Or Isaacs: If I had to describe Persona 5 in one word, that word would be “style”. The game’s visual design is expertly polished, from the character poses to the combat animations. Even the in-game menus are border on eye candy. It all comes together to create a unique, unforgettable visual experience. All this beauty and style is complemented by a twisted story about teens fighting to bring social, financial and political justice to their corrupt city.
Apart from the not-so-subtle social criticism, this story translates into exploring interesting dungeons, tactical combat against demons, and relationship management. There’s always something to do in Person 5, so the game never gets boring or repetitive, even after tens of hours of gameplay. It’s style, writing and music all combine into an exceptional game that was well worth the wait.
Publisher: Focus Home Interactive
Platforms: PC, PlayStation 4, Xbox One
Tarradax: “If at first, you don’t succeed, try and try again” is good life advice, which also applies to creating video games.
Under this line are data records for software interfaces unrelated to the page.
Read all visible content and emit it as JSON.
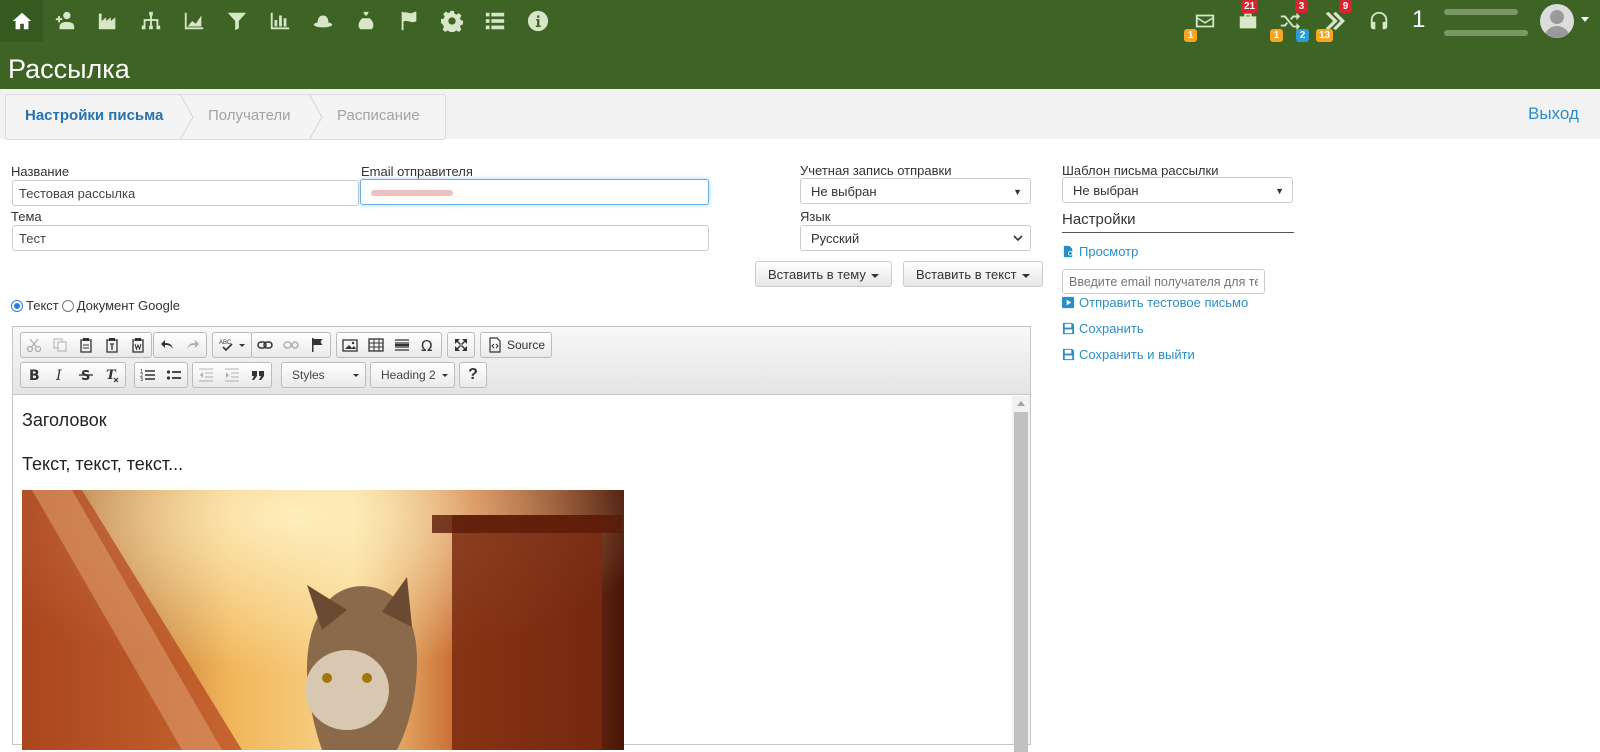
{
  "nav": {
    "badges": {
      "mail": "1",
      "briefcase": "21",
      "briefcase_sub": "1",
      "shuffle": "3",
      "shuffle_sub": "2",
      "arrows": "9",
      "arrows_sub": "13"
    },
    "user_count": "1"
  },
  "page": {
    "title": "Рассылка"
  },
  "wizard": {
    "steps": [
      "Настройки письма",
      "Получатели",
      "Расписание"
    ],
    "logout": "Выход"
  },
  "form": {
    "name_label": "Название",
    "name_value": "Тестовая рассылка",
    "sender_label": "Email отправителя",
    "subject_label": "Тема",
    "subject_value": "Тест",
    "account_label": "Учетная запись отправки",
    "account_value": "Не выбран",
    "language_label": "Язык",
    "language_value": "Русский",
    "insert_subject": "Вставить в тему",
    "insert_text": "Вставить в текст",
    "radio_text": "Текст",
    "radio_google": "Документ Google"
  },
  "editor": {
    "source_label": "Source",
    "styles_label": "Styles",
    "format_label": "Heading 2",
    "help_label": "?",
    "heading": "Заголовок",
    "paragraph": "Текст, текст, текст..."
  },
  "sidebar": {
    "template_label": "Шаблон письма рассылки",
    "template_value": "Не выбран",
    "settings_title": "Настройки",
    "preview": "Просмотр",
    "test_email_placeholder": "Введите email получателя для тестового письма",
    "send_test": "Отправить тестовое письмо",
    "save": "Сохранить",
    "save_exit": "Сохранить и выйти"
  },
  "colors": {
    "header": "#3e6425",
    "link": "#2a8fc8",
    "active_step": "#2873ae"
  }
}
With their first Dark Souls clone coming up short, Deck13 learned their lessons and tried again – with The Surge being the result. A successful entry in the “Souls-likes” genre, The Surge improves where needed and doesn’t break what worked well, and the result is a polished and responsive sci-fi “Souls” with an identity of its own.
Some of the old Lords of the Fallen mechanics still survived, like the increased XP (Scrap, here) gain the longer you go without resting and the option to “Bank” your gathered scrap and avoid potential loss. Supplemented by its own unique mechanics of dismembering enemies to get their stuff and the interesting take on equipment, The Surge is a solid entry into the genre that mixes old and new to forge an enjoyable experience.Some of our posts include links to online retail stores. We get a small cut if you buy something through one of our links. Don't worry, it doesn't cost you anything extra.